I watched the Brooklyn film back in 2015 and I’ve watched it probably 3 times more ever since (and I still want to watch it again). I’m fully aware that this is a rather “simple” film, in the sense that it’s not an epic romantic drama like Titanic or even The Notebook. Some people have told me that: “yes, it was okay, just nothing special”. But when I watched this movie, I hadn’t watched a romantic flick where I rooted so much for the characters in a very LONG time. I had already made my mind when I watched the trailer, as I remember thinking: this Italian “fella” is so cute. And sometimes, a story is justs perfect for you.

The story features various ingredients I really enjoy (no murders this time haha!): Irish immigrants in New York, Brooklyn (I’m completely in love with the Brooklyn area), Italian accents, Irish accents, the 50s, Sunday dances, genuinely good guys who are gentle, kind and funny…

The book wasn’t bad and I would’ve probably liked it better had I read it before watching the film. It just was so different, I found it rather “cold” and I didn’t care about the characters that much. The relationships didn’t feel genuine, I felt like Eilis didn’t really like any of the guys and I certainly want to feel something when I’m reading about a romantic relationship. Underwhelmed was the perfect word to describe my feelings while reading the novel.

So this time, the film is a clear winner. Saoirse Ronan was fantastic, and I want to be Eilis and have Emory Cohen’s Tony fall in love with me. Also, I can’t watch the final monologue without bawling like a baby.

Book vs Film #1 Before I Fall
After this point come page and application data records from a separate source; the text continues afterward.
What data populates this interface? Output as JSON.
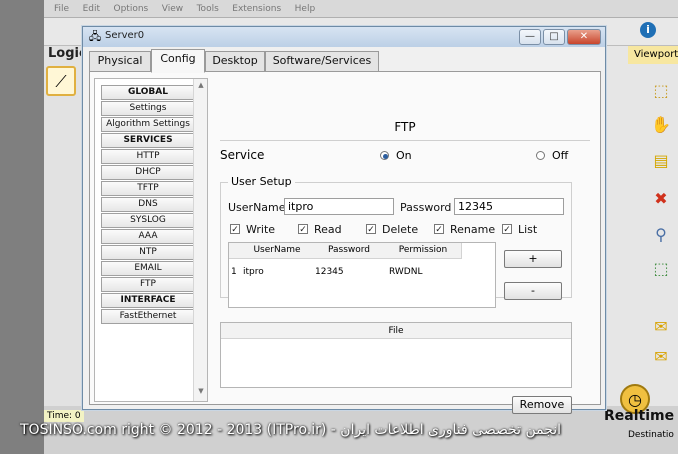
{
  "bg_app": {
    "menus": [
      "File",
      "Edit",
      "Options",
      "View",
      "Tools",
      "Extensions",
      "Help"
    ],
    "logical_label": "Logic",
    "viewport_label": "Viewport",
    "time_label": "Time: 0",
    "realtime_label": "Realtime",
    "destination_label": "Destinatio"
  },
  "window": {
    "title": "Server0",
    "minimize": "—",
    "maximize": "□",
    "close": "✕"
  },
  "tabs": [
    "Physical",
    "Config",
    "Desktop",
    "Software/Services"
  ],
  "active_tab": "Config",
  "sidebar": {
    "items": [
      {
        "label": "GLOBAL",
        "header": true
      },
      {
        "label": "Settings",
        "header": false
      },
      {
        "label": "Algorithm Settings",
        "header": false
      },
      {
        "label": "SERVICES",
        "header": true
      },
      {
        "label": "HTTP",
        "header": false
      },
      {
        "label": "DHCP",
        "header": false
      },
      {
        "label": "TFTP",
        "header": false
      },
      {
        "label": "DNS",
        "header": false
      },
      {
        "label": "SYSLOG",
        "header": false
      },
      {
        "label": "AAA",
        "header": false
      },
      {
        "label": "NTP",
        "header": false
      },
      {
        "label": "EMAIL",
        "header": false
      },
      {
        "label": "FTP",
        "header": false
      },
      {
        "label": "INTERFACE",
        "header": true
      },
      {
        "label": "FastEthernet",
        "header": false
      }
    ]
  },
  "ftp": {
    "title": "FTP",
    "service_label": "Service",
    "on_label": "On",
    "off_label": "Off",
    "service_state": "On",
    "user_setup": {
      "legend": "User Setup",
      "username_label": "UserName",
      "username_value": "itpro",
      "password_label": "Password",
      "password_value": "12345",
      "permissions": [
        {
          "label": "Write",
          "checked": true
        },
        {
          "label": "Read",
          "checked": true
        },
        {
          "label": "Delete",
          "checked": true
        },
        {
          "label": "Rename",
          "checked": true
        },
        {
          "label": "List",
          "checked": true
        }
      ],
      "table": {
        "headers": [
          "UserName",
          "Password",
          "Permission"
        ],
        "rows": [
          {
            "index": "1",
            "username": "itpro",
            "password": "12345",
            "permission": "RWDNL"
          }
        ]
      },
      "add_button": "+",
      "remove_user_button": "-"
    },
    "file_table_header": "File",
    "remove_button": "Remove"
  },
  "watermark": "TOSINSO.com right © 2012 - 2013 (ITPro.ir) - انجمن تخصصی فناوری اطلاعات ایران"
}
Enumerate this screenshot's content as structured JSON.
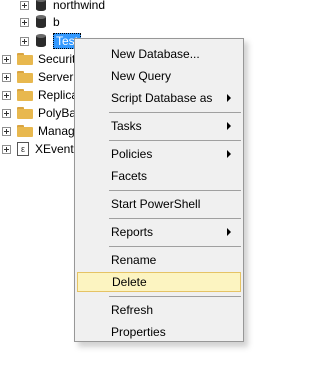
{
  "tree": {
    "databases": [
      {
        "label": "northwind",
        "icon": "database-icon"
      },
      {
        "label": "b",
        "icon": "database-icon"
      },
      {
        "label": "Test",
        "icon": "database-icon",
        "selected": true
      }
    ],
    "folders": [
      {
        "label": "Security",
        "icon": "folder-icon"
      },
      {
        "label": "Server Objects",
        "icon": "folder-icon"
      },
      {
        "label": "Replication",
        "icon": "folder-icon"
      },
      {
        "label": "PolyBase",
        "icon": "folder-icon"
      },
      {
        "label": "Management",
        "icon": "folder-icon"
      }
    ],
    "xevent": {
      "label": "XEvent Profiler",
      "icon": "xevent-icon",
      "glyph": "ε"
    }
  },
  "context_menu": {
    "items": [
      {
        "label": "New Database...",
        "submenu": false
      },
      {
        "label": "New Query",
        "submenu": false
      },
      {
        "label": "Script Database as",
        "submenu": true
      },
      {
        "label": "Tasks",
        "submenu": true
      },
      {
        "label": "Policies",
        "submenu": true
      },
      {
        "label": "Facets",
        "submenu": false
      },
      {
        "label": "Start PowerShell",
        "submenu": false
      },
      {
        "label": "Reports",
        "submenu": true
      },
      {
        "label": "Rename",
        "submenu": false
      },
      {
        "label": "Delete",
        "submenu": false,
        "highlighted": true
      },
      {
        "label": "Refresh",
        "submenu": false
      },
      {
        "label": "Properties",
        "submenu": false
      }
    ]
  },
  "colors": {
    "selection": "#3399ff",
    "menu_background": "#f0f0f0",
    "menu_highlight": "#fcf4c1",
    "menu_highlight_border": "#e5c365",
    "folder": "#e8b84e"
  }
}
For popular high school senior Samantha Kingston, February 12—”Cupid Day”—should be one big party, a day of valentines and roses and the privileges that come with being at the top of the social pyramid. And it is…until she dies in a terrible accident that night. However, she still wakes up the next morning. In fact, Sam lives the last day of her life seven times, until she realizes that by making even the slightest changes, she may hold more power than she ever imagined.

Back in 2010, when I still read YA books, I discovered Before I Fall by Lauren Oliver. The novel became an instant favorite and I absolutely loved the fun mix between Groundhog Day and Mean Girls. I’ve always enjoyed this type of “time-traveling” concept and the story also featured a powerful message. I’m a sucker for stories that include strong character development and this is a perfect example.

Years later, I still remembered the book fondly, but I’d often wondered if I would enjoy it that much had I read it now for the first time. So when I saw that the film adaptation had been released this year, I decided to watch it in order to prove my point. Was I too “old” for Before I Fall? Would the film version spoil my idealized vision of the book?

95 minutes and many tears later, I realized that the film was actually as powerful & magic as the book. And this is how film adaptations are done, Hollywood! Before you say anything, I admit I cry easily and I might’ve been overly emotional the day I watched it, but believe me, I hadn’t enjoyed a teen flick since Hailee Steinfeld’s The Edge of Seventeen.

Before I Fall was surprisingly smart, tender and emotional. The young actors were good and the script perfectly captured the novel’s essence.  As Sam keeps living the same day over and over again, I couldn’t help but wonder what I would do in that situation. And who doesn’t love a good redemption story? Can’t wait to watch it again!